It is thought that it will likely be 12 months before a vaccine can be developed, as this is such a new virus. After the Blue Tongue outbreaks in recent years, animals are now routinely vaccinated again this disease as a vaccine was developed.

Sheep have a five month pregnancy period so it is thought that the infections occurred last September.

Great concern has been expressed that when the cattle give birth later this year, more problems may occur with this virus causing deformities in calves.


DEFRA (2011) Schmallenberg Virus in Northern Europe: a new orthobunyavirus in cattle. Accessed 27/02/2012.

DEFRA (2012) An update on Schmallenberg Virus in Northern Europe. Accessed 27/02/2012.

DEFRA (2012) Update No.3 on Schmallenberg Virus in Northern Europe. Accessed 272/2012.

DEFRA (2012) Update No.4 on Schmallenberg Virus in Northern Europe. Accessed 27/02/2012.

DEFRA. (2012) Update No.5 on Schmallenberg Virus in Northern Europe. Accessed 27/02/2012.


This article is meant to be STRICTLY AN EDUCATIONAL AND INFORMATIONAL TOOL ONLY. Although the best effort was made by the author, there are no guarantees as to the accuracy or completeness of the contents within this work.

The author does not guarantee the accuracy of any information or content in resources or websites listed or cited within this work.

 Additionally, the author, publisher and distributors never give medical, legal, accounting or any other type of professional advice.

The reader must always seek those services from competent professionals that can review the particular circumstances.

Mention of any product, brand or website is NOT an endorsement or recommendation of that product, service or usage.

The medical field is a very dynamic field that is constantly undergoing research, modifications and advancements and therefore information contained in this article should always be researched further and A VETERINARIAN OR OTHER SPECIALIST SHOULD BE CONSULTED where appropriate.

Any and all application of the information contained in this article is of the sole responsibility of the person performing said action.

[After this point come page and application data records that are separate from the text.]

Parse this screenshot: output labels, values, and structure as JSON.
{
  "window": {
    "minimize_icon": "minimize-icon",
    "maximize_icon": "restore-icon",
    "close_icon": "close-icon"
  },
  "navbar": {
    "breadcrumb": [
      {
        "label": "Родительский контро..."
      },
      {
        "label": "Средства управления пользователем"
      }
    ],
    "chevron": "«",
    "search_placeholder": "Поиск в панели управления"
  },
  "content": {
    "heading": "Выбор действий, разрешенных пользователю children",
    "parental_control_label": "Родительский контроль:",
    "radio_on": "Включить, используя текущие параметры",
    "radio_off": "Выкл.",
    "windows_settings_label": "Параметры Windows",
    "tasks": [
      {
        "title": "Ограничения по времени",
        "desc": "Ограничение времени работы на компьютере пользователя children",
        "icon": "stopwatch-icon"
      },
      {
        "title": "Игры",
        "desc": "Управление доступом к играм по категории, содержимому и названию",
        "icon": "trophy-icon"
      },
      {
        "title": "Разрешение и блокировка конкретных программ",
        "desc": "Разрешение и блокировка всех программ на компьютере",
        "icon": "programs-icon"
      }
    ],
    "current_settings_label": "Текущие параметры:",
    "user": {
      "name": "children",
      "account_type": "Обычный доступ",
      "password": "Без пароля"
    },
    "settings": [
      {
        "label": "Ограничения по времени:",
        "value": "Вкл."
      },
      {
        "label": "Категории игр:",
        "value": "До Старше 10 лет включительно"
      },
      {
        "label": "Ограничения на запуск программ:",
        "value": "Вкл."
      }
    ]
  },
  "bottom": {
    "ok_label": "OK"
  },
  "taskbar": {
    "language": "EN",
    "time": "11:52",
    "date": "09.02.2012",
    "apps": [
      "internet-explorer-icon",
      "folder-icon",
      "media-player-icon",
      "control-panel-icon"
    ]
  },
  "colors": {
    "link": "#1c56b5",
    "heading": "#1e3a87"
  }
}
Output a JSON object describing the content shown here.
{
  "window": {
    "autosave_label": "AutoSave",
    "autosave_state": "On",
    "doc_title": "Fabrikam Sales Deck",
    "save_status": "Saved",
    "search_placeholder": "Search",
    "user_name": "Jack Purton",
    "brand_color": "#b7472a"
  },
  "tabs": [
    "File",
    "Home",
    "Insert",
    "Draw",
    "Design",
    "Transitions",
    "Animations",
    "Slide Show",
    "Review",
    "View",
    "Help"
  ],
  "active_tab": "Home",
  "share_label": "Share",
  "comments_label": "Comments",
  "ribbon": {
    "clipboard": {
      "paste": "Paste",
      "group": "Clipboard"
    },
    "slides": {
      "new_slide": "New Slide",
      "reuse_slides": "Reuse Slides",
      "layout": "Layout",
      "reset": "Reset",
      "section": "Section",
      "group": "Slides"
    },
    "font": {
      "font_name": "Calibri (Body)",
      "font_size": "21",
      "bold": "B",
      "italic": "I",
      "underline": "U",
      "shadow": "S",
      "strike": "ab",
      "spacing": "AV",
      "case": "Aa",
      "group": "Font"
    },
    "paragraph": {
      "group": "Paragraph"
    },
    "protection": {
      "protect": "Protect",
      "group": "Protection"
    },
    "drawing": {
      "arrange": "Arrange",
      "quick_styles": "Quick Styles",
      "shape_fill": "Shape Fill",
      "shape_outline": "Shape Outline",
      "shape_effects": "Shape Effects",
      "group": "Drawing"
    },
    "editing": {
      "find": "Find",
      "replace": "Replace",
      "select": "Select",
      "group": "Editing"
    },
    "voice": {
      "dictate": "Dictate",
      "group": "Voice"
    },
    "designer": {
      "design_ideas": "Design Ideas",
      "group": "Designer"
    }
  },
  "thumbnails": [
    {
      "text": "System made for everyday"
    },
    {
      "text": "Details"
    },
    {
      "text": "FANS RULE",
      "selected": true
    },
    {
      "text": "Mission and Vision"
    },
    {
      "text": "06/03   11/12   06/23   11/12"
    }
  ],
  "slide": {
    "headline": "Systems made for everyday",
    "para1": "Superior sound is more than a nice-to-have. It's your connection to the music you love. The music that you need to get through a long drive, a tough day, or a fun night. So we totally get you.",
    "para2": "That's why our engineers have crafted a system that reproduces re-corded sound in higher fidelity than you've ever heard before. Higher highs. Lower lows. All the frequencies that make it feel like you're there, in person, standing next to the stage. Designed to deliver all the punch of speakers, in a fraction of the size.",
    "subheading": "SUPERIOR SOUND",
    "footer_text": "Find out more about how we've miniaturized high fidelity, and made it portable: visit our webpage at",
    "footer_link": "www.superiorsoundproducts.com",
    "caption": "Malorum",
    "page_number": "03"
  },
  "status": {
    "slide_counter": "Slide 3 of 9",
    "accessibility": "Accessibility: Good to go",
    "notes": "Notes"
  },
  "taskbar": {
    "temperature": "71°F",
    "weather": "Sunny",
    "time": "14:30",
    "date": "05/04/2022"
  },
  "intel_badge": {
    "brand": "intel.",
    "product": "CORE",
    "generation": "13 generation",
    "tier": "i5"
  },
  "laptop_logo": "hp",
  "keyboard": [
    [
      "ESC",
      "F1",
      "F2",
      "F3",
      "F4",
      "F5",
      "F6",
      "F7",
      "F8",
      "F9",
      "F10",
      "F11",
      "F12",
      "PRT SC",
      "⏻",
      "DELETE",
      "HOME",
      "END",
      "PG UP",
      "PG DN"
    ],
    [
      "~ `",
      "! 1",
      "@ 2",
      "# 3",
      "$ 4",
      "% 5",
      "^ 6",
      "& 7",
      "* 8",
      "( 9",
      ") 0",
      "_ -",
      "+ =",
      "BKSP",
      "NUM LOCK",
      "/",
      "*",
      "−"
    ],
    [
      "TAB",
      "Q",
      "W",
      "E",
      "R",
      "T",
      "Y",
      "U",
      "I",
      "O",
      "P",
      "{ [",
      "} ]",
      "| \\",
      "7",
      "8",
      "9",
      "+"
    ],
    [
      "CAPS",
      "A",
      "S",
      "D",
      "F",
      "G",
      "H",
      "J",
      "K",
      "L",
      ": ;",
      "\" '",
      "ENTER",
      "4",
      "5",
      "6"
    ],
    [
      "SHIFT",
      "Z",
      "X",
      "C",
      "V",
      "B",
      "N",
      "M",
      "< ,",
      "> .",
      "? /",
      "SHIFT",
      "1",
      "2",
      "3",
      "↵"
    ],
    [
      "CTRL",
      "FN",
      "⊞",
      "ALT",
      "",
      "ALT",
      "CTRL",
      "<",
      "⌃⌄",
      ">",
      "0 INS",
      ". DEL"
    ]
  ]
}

The author, publisher and distributors particularly disclaim any liability, loss, or risk taken by individuals who directly or indirectly act on the information herein.

All readers must accept full responsibility for their use of this material.

How To Keep Goats Healthy

Raising Goats

How To Keep Goats Healthy

A Simple Guide To The Goat's Digestive System

  External links:
American Dairy Goat Association
American Goat Society
Australian Miniature Goat Association Inc
British Goat Society
Dairy Goat Society of Australia
Give A Goat - Oxfam
Goat Farm India
Goat Information
Goat Wisdom
Golden Guernsey Society
IM Goats
National Pygmy Goat Association
Nigerian Dwarf Goat Association
Pygmy Goat Club
Welfare of Goats During Transport

www.goatlapshop.com Copyright, Privacy Terms & Conditions contact@goatlapshop.com